EXERCISE: Exclude all images and print the entries below exactly.

Data records for software interfaces:

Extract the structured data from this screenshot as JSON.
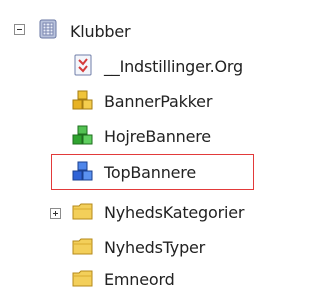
{
  "tree": {
    "root": {
      "label": "Klubber",
      "icon": "database-icon",
      "expanded": true
    },
    "items": [
      {
        "label": "__Indstillinger.Org",
        "icon": "settings-doc-icon"
      },
      {
        "label": "BannerPakker",
        "icon": "yellow-cubes-icon"
      },
      {
        "label": "HojreBannere",
        "icon": "green-cubes-icon"
      },
      {
        "label": "TopBannere",
        "icon": "blue-cubes-icon",
        "selected": true
      },
      {
        "label": "NyhedsKategorier",
        "icon": "folder-icon",
        "collapsed": true
      },
      {
        "label": "NyhedsTyper",
        "icon": "folder-icon"
      },
      {
        "label": "Emneord",
        "icon": "folder-icon"
      }
    ]
  },
  "colors": {
    "selection_border": "#e23a3a",
    "folder": "#f3cf5a",
    "yellow_cubes": "#e7b224",
    "green_cubes": "#2fa32f",
    "blue_cubes": "#2f63d6"
  }
}
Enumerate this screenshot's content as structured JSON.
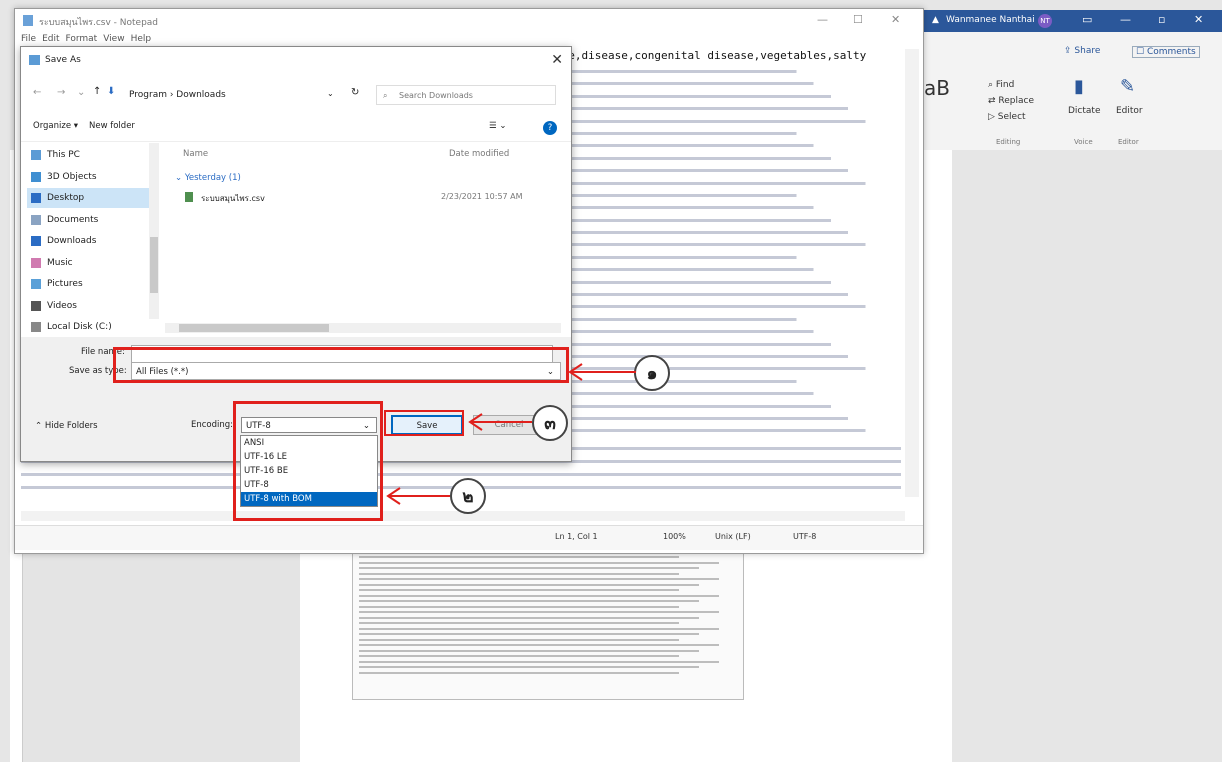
{
  "word": {
    "user_name": "Wanmanee Nanthai",
    "user_initials": "NT",
    "share": "Share",
    "comments": "Comments",
    "find": "Find",
    "replace": "Replace",
    "select": "Select",
    "editing": "Editing",
    "dictate": "Dictate",
    "voice": "Voice",
    "editor": "Editor",
    "editor_group": "Editor",
    "styles_sample": "aB"
  },
  "notepad": {
    "title": "ระบบสมุนไพร.csv - Notepad",
    "menu": [
      "File",
      "Edit",
      "Format",
      "View",
      "Help"
    ],
    "header_line": "ine,disease,congenital disease,vegetables,salty",
    "status": {
      "position": "Ln 1, Col 1",
      "zoom": "100%",
      "eol": "Unix (LF)",
      "encoding": "UTF-8"
    }
  },
  "dialog": {
    "title": "Save As",
    "path": "Program  ›  Downloads",
    "search_placeholder": "Search Downloads",
    "organize": "Organize ▾",
    "new_folder": "New folder",
    "col_name": "Name",
    "col_date": "Date modified",
    "group": "Yesterday (1)",
    "file": {
      "name": "ระบบสมุนไพร.csv",
      "date": "2/23/2021 10:57 AM"
    },
    "sidebar": [
      "This PC",
      "3D Objects",
      "Desktop",
      "Documents",
      "Downloads",
      "Music",
      "Pictures",
      "Videos",
      "Local Disk (C:)"
    ],
    "file_name_label": "File name:",
    "save_type_label": "Save as type:",
    "save_type_value": "All Files (*.*)",
    "hide_folders": "Hide Folders",
    "encoding_label": "Encoding:",
    "encoding_value": "UTF-8",
    "save": "Save",
    "cancel": "Cancel",
    "encoding_options": [
      "ANSI",
      "UTF-16 LE",
      "UTF-16 BE",
      "UTF-8",
      "UTF-8 with BOM"
    ],
    "selected_option": "UTF-8 with BOM"
  },
  "annotations": {
    "one": "๑",
    "two": "๒",
    "three": "๓"
  },
  "colors": {
    "highlight": "#e0201c",
    "accent": "#0067c0",
    "word_blue": "#2b579a"
  }
}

TASK ANSWER:
Extract the structured data from this screenshot as JSON.
{
  "tree": {
    "root": {
      "label": "Klubber",
      "icon": "database-icon",
      "expanded": true
    },
    "items": [
      {
        "label": "__Indstillinger.Org",
        "icon": "settings-doc-icon"
      },
      {
        "label": "BannerPakker",
        "icon": "yellow-cubes-icon"
      },
      {
        "label": "HojreBannere",
        "icon": "green-cubes-icon"
      },
      {
        "label": "TopBannere",
        "icon": "blue-cubes-icon",
        "selected": true
      },
      {
        "label": "NyhedsKategorier",
        "icon": "folder-icon",
        "collapsed": true
      },
      {
        "label": "NyhedsTyper",
        "icon": "folder-icon"
      },
      {
        "label": "Emneord",
        "icon": "folder-icon"
      }
    ]
  },
  "colors": {
    "selection_border": "#e23a3a",
    "folder": "#f3cf5a",
    "yellow_cubes": "#e7b224",
    "green_cubes": "#2fa32f",
    "blue_cubes": "#2f63d6"
  }
}
Enumerate this screenshot's content as structured JSON.
{
  "word": {
    "user_name": "Wanmanee Nanthai",
    "user_initials": "NT",
    "share": "Share",
    "comments": "Comments",
    "find": "Find",
    "replace": "Replace",
    "select": "Select",
    "editing": "Editing",
    "dictate": "Dictate",
    "voice": "Voice",
    "editor": "Editor",
    "editor_group": "Editor",
    "styles_sample": "aB"
  },
  "notepad": {
    "title": "ระบบสมุนไพร.csv - Notepad",
    "menu": [
      "File",
      "Edit",
      "Format",
      "View",
      "Help"
    ],
    "header_line": "ine,disease,congenital disease,vegetables,salty",
    "status": {
      "position": "Ln 1, Col 1",
      "zoom": "100%",
      "eol": "Unix (LF)",
      "encoding": "UTF-8"
    }
  },
  "dialog": {
    "title": "Save As",
    "path": "Program  ›  Downloads",
    "search_placeholder": "Search Downloads",
    "organize": "Organize ▾",
    "new_folder": "New folder",
    "col_name": "Name",
    "col_date": "Date modified",
    "group": "Yesterday (1)",
    "file": {
      "name": "ระบบสมุนไพร.csv",
      "date": "2/23/2021 10:57 AM"
    },
    "sidebar": [
      "This PC",
      "3D Objects",
      "Desktop",
      "Documents",
      "Downloads",
      "Music",
      "Pictures",
      "Videos",
      "Local Disk (C:)"
    ],
    "file_name_label": "File name:",
    "save_type_label": "Save as type:",
    "save_type_value": "All Files (*.*)",
    "hide_folders": "Hide Folders",
    "encoding_label": "Encoding:",
    "encoding_value": "UTF-8",
    "save": "Save",
    "cancel": "Cancel",
    "encoding_options": [
      "ANSI",
      "UTF-16 LE",
      "UTF-16 BE",
      "UTF-8",
      "UTF-8 with BOM"
    ],
    "selected_option": "UTF-8 with BOM"
  },
  "annotations": {
    "one": "๑",
    "two": "๒",
    "three": "๓"
  },
  "colors": {
    "highlight": "#e0201c",
    "accent": "#0067c0",
    "word_blue": "#2b579a"
  }
}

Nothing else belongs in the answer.